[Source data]
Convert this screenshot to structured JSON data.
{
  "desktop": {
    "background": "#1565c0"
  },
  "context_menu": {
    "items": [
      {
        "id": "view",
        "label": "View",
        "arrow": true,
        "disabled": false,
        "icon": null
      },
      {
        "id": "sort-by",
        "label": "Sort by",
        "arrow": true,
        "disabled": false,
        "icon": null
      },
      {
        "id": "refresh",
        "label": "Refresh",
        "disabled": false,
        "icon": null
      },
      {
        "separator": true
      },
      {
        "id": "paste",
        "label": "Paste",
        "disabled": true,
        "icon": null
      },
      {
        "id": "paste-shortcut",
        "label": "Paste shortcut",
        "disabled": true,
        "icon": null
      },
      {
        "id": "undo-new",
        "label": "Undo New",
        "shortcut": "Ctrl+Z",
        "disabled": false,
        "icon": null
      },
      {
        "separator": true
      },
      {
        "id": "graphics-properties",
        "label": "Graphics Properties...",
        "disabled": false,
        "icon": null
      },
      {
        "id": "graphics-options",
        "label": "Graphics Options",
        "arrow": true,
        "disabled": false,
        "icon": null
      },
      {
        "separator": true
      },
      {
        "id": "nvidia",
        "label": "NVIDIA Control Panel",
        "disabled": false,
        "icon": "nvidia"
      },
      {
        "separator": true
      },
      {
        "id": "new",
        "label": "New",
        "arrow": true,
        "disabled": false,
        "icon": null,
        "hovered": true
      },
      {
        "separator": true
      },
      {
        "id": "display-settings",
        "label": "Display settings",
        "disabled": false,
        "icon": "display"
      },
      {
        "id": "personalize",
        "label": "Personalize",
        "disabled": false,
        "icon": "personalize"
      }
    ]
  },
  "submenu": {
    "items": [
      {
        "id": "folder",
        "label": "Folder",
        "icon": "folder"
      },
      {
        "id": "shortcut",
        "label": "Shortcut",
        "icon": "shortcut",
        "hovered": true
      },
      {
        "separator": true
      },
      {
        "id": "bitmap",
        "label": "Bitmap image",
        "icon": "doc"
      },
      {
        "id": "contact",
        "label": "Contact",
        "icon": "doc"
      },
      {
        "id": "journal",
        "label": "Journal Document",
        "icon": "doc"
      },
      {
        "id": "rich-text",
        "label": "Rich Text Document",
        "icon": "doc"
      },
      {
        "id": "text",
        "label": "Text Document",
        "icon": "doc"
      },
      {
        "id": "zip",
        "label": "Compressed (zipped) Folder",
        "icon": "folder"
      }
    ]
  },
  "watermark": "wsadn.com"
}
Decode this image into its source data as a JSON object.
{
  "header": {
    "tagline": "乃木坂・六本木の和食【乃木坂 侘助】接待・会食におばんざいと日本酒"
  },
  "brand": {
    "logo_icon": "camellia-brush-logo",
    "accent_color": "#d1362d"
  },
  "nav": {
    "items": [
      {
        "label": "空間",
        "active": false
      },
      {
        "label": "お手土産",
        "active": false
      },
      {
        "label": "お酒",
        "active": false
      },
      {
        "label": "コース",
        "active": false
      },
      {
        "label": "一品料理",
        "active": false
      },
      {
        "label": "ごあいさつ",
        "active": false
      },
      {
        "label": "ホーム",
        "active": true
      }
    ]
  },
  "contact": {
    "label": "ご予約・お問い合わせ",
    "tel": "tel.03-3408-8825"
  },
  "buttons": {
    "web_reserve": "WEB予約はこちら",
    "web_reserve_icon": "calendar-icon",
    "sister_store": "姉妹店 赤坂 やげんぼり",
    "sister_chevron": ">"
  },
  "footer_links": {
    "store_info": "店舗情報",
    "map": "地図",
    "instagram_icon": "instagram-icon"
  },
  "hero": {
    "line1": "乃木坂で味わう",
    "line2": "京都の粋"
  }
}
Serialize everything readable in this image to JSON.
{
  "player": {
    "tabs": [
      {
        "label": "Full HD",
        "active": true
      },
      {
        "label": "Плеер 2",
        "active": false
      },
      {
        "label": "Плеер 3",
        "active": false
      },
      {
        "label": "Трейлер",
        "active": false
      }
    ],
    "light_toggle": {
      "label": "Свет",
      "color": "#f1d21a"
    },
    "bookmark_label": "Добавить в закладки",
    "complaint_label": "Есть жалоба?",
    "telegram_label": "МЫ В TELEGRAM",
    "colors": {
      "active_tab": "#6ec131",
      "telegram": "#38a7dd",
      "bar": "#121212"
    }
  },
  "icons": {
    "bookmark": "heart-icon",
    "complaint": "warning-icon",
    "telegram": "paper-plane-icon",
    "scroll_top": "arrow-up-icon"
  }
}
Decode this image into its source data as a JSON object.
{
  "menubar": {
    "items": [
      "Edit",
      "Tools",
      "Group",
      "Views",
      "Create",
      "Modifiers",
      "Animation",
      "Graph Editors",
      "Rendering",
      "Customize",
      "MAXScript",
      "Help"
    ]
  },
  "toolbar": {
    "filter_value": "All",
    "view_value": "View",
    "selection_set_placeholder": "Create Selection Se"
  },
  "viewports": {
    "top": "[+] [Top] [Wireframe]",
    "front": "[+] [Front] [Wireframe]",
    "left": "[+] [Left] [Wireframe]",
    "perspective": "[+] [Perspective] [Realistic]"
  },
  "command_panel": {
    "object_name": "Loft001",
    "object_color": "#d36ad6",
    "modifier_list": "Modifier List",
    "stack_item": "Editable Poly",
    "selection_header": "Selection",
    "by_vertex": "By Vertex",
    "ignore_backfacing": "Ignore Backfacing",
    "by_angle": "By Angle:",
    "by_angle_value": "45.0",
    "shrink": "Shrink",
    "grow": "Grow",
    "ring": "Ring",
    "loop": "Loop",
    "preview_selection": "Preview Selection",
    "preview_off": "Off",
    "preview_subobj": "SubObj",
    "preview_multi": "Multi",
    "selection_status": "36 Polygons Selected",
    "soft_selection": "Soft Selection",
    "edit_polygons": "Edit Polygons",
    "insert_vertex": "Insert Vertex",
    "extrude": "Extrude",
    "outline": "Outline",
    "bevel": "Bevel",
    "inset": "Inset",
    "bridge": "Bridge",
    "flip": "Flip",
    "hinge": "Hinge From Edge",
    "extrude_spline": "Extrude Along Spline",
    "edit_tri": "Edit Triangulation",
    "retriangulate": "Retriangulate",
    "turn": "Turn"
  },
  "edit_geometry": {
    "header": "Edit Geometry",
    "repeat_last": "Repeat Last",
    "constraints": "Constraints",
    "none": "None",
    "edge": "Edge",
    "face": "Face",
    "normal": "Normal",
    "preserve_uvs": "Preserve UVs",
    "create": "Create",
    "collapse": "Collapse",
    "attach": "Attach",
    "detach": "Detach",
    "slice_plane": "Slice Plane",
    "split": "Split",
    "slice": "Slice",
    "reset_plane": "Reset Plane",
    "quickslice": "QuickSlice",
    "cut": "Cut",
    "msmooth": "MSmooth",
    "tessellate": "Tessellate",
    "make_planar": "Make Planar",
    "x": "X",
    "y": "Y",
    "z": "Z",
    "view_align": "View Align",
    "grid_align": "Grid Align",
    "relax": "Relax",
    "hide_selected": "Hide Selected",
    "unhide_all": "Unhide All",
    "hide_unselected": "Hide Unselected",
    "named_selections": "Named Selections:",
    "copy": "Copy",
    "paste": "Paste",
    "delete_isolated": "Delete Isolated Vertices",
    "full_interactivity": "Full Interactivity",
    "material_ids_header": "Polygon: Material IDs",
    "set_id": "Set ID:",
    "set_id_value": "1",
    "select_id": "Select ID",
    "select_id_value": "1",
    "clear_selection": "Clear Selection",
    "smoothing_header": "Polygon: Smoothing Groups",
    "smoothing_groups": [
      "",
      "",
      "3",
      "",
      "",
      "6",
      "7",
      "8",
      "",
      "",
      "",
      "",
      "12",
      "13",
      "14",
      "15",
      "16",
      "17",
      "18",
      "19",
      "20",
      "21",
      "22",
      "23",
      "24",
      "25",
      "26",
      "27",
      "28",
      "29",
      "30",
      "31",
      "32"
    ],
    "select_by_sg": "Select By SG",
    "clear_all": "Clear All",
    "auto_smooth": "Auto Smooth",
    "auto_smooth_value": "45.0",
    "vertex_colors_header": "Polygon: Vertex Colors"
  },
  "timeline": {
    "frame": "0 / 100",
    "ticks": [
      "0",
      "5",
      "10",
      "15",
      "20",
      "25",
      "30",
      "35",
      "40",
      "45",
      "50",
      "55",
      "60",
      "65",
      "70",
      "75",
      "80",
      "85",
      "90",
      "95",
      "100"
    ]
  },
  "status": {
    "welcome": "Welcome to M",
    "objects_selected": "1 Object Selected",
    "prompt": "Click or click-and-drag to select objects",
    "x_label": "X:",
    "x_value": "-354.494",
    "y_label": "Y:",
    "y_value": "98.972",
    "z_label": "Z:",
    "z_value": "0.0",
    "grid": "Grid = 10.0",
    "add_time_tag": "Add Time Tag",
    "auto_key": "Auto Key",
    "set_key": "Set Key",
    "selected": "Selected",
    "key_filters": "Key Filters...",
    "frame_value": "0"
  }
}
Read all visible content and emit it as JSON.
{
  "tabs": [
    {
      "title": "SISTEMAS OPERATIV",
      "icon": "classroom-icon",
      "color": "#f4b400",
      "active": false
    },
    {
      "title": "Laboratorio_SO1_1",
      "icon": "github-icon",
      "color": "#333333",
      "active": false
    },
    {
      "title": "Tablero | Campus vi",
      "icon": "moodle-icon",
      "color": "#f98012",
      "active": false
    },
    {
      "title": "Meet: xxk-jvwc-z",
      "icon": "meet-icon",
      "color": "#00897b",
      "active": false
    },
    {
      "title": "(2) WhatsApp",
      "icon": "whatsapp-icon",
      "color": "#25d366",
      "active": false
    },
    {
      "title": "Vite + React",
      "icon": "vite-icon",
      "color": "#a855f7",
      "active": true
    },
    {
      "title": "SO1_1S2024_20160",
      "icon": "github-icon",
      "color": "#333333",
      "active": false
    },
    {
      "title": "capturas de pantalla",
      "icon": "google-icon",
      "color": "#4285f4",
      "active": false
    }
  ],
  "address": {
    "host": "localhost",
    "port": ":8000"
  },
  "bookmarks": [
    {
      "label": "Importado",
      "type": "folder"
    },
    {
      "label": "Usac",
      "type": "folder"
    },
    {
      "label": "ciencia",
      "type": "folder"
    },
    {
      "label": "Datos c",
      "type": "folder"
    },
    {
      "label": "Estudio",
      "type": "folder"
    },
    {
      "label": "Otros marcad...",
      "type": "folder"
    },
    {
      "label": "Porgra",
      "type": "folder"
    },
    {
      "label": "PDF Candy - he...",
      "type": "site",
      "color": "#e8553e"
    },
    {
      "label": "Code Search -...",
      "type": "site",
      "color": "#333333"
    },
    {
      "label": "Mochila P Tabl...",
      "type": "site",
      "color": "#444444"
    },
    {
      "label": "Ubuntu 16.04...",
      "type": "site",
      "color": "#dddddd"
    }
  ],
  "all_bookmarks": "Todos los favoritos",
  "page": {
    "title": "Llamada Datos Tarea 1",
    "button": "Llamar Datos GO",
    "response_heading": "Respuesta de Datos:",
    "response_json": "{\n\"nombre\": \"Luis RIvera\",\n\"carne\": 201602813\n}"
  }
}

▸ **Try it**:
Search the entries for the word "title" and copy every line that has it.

▸ **Written solution**:
      "title": "SISTEMAS OPERATIV",
      "title": "Laboratorio_SO1_1",
      "title": "Tablero | Campus vi",
      "title": "Meet: xxk-jvwc-z",
      "title": "(2) WhatsApp",
      "title": "Vite + React",
      "title": "SO1_1S2024_20160",
      "title": "capturas de pantalla",
    "title": "Llamada Datos Tarea 1",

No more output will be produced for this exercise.